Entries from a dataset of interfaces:
════════
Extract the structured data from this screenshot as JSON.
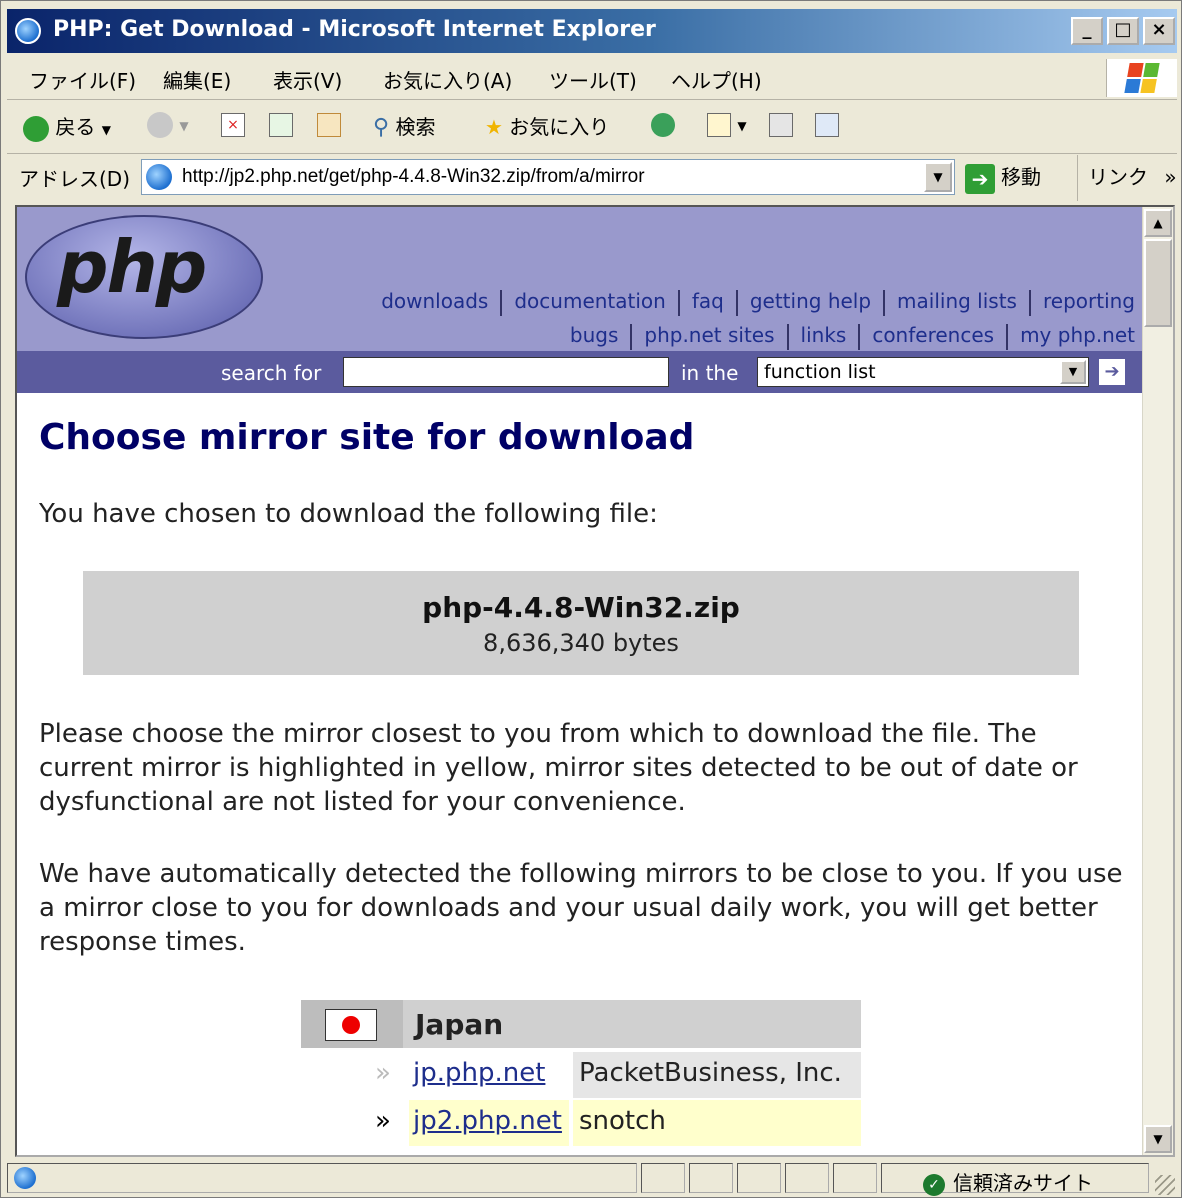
{
  "window": {
    "title": "PHP: Get Download - Microsoft Internet Explorer",
    "controls": {
      "minimize": "_",
      "maximize": "□",
      "close": "×"
    }
  },
  "menu": [
    "ファイル(F)",
    "編集(E)",
    "表示(V)",
    "お気に入り(A)",
    "ツール(T)",
    "ヘルプ(H)"
  ],
  "toolbar": {
    "back": "戻る",
    "search": "検索",
    "favorites": "お気に入り"
  },
  "address": {
    "label": "アドレス(D)",
    "url": "http://jp2.php.net/get/php-4.4.8-Win32.zip/from/a/mirror",
    "go": "移動",
    "links": "リンク",
    "more": "»"
  },
  "site": {
    "logo_text": "php",
    "nav_row1": [
      "downloads",
      "documentation",
      "faq",
      "getting help",
      "mailing lists",
      "reporting"
    ],
    "nav_row2": [
      "bugs",
      "php.net sites",
      "links",
      "conferences",
      "my php.net"
    ],
    "search_label": "search for",
    "in_the": "in the",
    "search_scope": "function list"
  },
  "page": {
    "heading": "Choose mirror site for download",
    "intro": "You have chosen to download the following file:",
    "file_name": "php-4.4.8-Win32.zip",
    "file_size": "8,636,340 bytes",
    "para1": "Please choose the mirror closest to you from which to download the file. The current mirror is highlighted in yellow, mirror sites detected to be out of date or dysfunctional are not listed for your convenience.",
    "para2": "We have automatically detected the following mirrors to be close to you. If you use a mirror close to you for downloads and your usual daily work, you will get better response times."
  },
  "mirrors": {
    "country": "Japan",
    "rows": [
      {
        "marker": "»",
        "host": "jp.php.net",
        "provider": "PacketBusiness, Inc.",
        "current": false
      },
      {
        "marker": "»",
        "host": "jp2.php.net",
        "provider": "snotch",
        "current": true
      }
    ]
  },
  "status": {
    "zone": "信頼済みサイト"
  },
  "colors": {
    "header_bg": "#9999CC",
    "searchbar_bg": "#5B5B9E",
    "heading": "#000066",
    "link": "#1E2E8C",
    "current_mirror": "#FFFFCC"
  }
}
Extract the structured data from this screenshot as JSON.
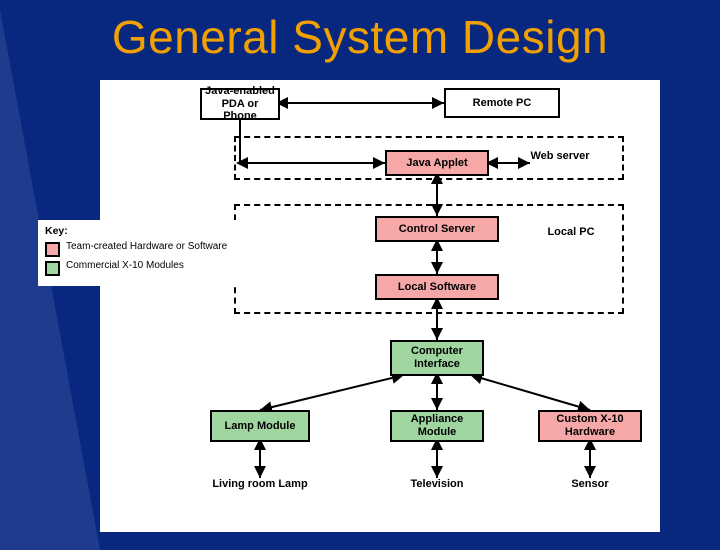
{
  "title": "General System Design",
  "groups": {
    "remote_pc": "Remote PC",
    "local_pc": "Local PC"
  },
  "boxes": {
    "java_device": "Java-enabled PDA or Phone",
    "java_applet": "Java Applet",
    "web_server": "Web server",
    "control_server": "Control Server",
    "local_software": "Local Software",
    "computer_interface": "Computer Interface",
    "lamp_module": "Lamp Module",
    "appliance_module": "Appliance Module",
    "custom_x10": "Custom X-10 Hardware",
    "living_room_lamp": "Living room Lamp",
    "television": "Television",
    "sensor": "Sensor"
  },
  "key": {
    "heading": "Key:",
    "item_pink": "Team-created Hardware or Software",
    "item_green": "Commercial X-10 Modules"
  }
}
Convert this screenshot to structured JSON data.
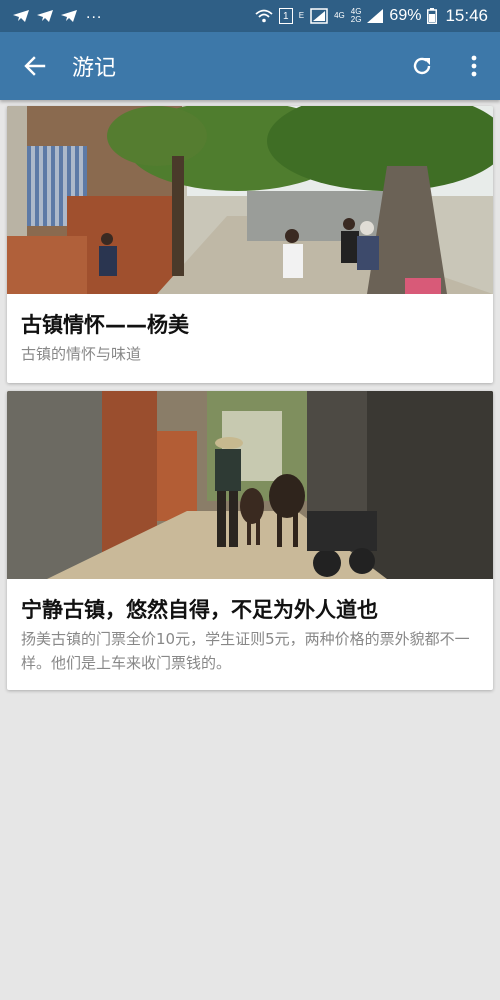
{
  "status_bar": {
    "left_dots": "...",
    "net_e": "E",
    "sim_box": "1",
    "net_4g_a": "4G",
    "net_4g_b": "4G",
    "net_2g": "2G",
    "battery": "69%",
    "time": "15:46"
  },
  "app_bar": {
    "title": "游记"
  },
  "cards": [
    {
      "title": "古镇情怀——杨美",
      "subtitle": "古镇的情怀与味道"
    },
    {
      "title": "宁静古镇，悠然自得，不足为外人道也",
      "subtitle": "扬美古镇的门票全价10元，学生证则5元，两种价格的票外貌都不一样。他们是上车来收门票钱的。"
    }
  ],
  "colors": {
    "status_bar": "#2f5f86",
    "app_bar": "#3d78a9",
    "background": "#e6e6e6"
  }
}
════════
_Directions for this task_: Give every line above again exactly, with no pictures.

_Solution to this exercise_:
Extract the structured data from this screenshot as JSON.
{
  "window": {
    "title": "PHP: Get Download - Microsoft Internet Explorer",
    "controls": {
      "minimize": "_",
      "maximize": "□",
      "close": "×"
    }
  },
  "menu": [
    "ファイル(F)",
    "編集(E)",
    "表示(V)",
    "お気に入り(A)",
    "ツール(T)",
    "ヘルプ(H)"
  ],
  "toolbar": {
    "back": "戻る",
    "search": "検索",
    "favorites": "お気に入り"
  },
  "address": {
    "label": "アドレス(D)",
    "url": "http://jp2.php.net/get/php-4.4.8-Win32.zip/from/a/mirror",
    "go": "移動",
    "links": "リンク",
    "more": "»"
  },
  "site": {
    "logo_text": "php",
    "nav_row1": [
      "downloads",
      "documentation",
      "faq",
      "getting help",
      "mailing lists",
      "reporting"
    ],
    "nav_row2": [
      "bugs",
      "php.net sites",
      "links",
      "conferences",
      "my php.net"
    ],
    "search_label": "search for",
    "in_the": "in the",
    "search_scope": "function list"
  },
  "page": {
    "heading": "Choose mirror site for download",
    "intro": "You have chosen to download the following file:",
    "file_name": "php-4.4.8-Win32.zip",
    "file_size": "8,636,340 bytes",
    "para1": "Please choose the mirror closest to you from which to download the file. The current mirror is highlighted in yellow, mirror sites detected to be out of date or dysfunctional are not listed for your convenience.",
    "para2": "We have automatically detected the following mirrors to be close to you. If you use a mirror close to you for downloads and your usual daily work, you will get better response times."
  },
  "mirrors": {
    "country": "Japan",
    "rows": [
      {
        "marker": "»",
        "host": "jp.php.net",
        "provider": "PacketBusiness, Inc.",
        "current": false
      },
      {
        "marker": "»",
        "host": "jp2.php.net",
        "provider": "snotch",
        "current": true
      }
    ]
  },
  "status": {
    "zone": "信頼済みサイト"
  },
  "colors": {
    "header_bg": "#9999CC",
    "searchbar_bg": "#5B5B9E",
    "heading": "#000066",
    "link": "#1E2E8C",
    "current_mirror": "#FFFFCC"
  }
}
Extract the structured data from this screenshot as JSON.
{
  "title": "General System Design",
  "groups": {
    "remote_pc": "Remote PC",
    "local_pc": "Local PC"
  },
  "boxes": {
    "java_device": "Java-enabled PDA or Phone",
    "java_applet": "Java Applet",
    "web_server": "Web server",
    "control_server": "Control Server",
    "local_software": "Local Software",
    "computer_interface": "Computer Interface",
    "lamp_module": "Lamp Module",
    "appliance_module": "Appliance Module",
    "custom_x10": "Custom X-10 Hardware",
    "living_room_lamp": "Living room Lamp",
    "television": "Television",
    "sensor": "Sensor"
  },
  "key": {
    "heading": "Key:",
    "item_pink": "Team-created Hardware or Software",
    "item_green": "Commercial X-10 Modules"
  }
}
Convert this screenshot to structured JSON data.
{
  "status_bar": {
    "left_dots": "...",
    "net_e": "E",
    "sim_box": "1",
    "net_4g_a": "4G",
    "net_4g_b": "4G",
    "net_2g": "2G",
    "battery": "69%",
    "time": "15:46"
  },
  "app_bar": {
    "title": "游记"
  },
  "cards": [
    {
      "title": "古镇情怀——杨美",
      "subtitle": "古镇的情怀与味道"
    },
    {
      "title": "宁静古镇，悠然自得，不足为外人道也",
      "subtitle": "扬美古镇的门票全价10元，学生证则5元，两种价格的票外貌都不一样。他们是上车来收门票钱的。"
    }
  ],
  "colors": {
    "status_bar": "#2f5f86",
    "app_bar": "#3d78a9",
    "background": "#e6e6e6"
  }
}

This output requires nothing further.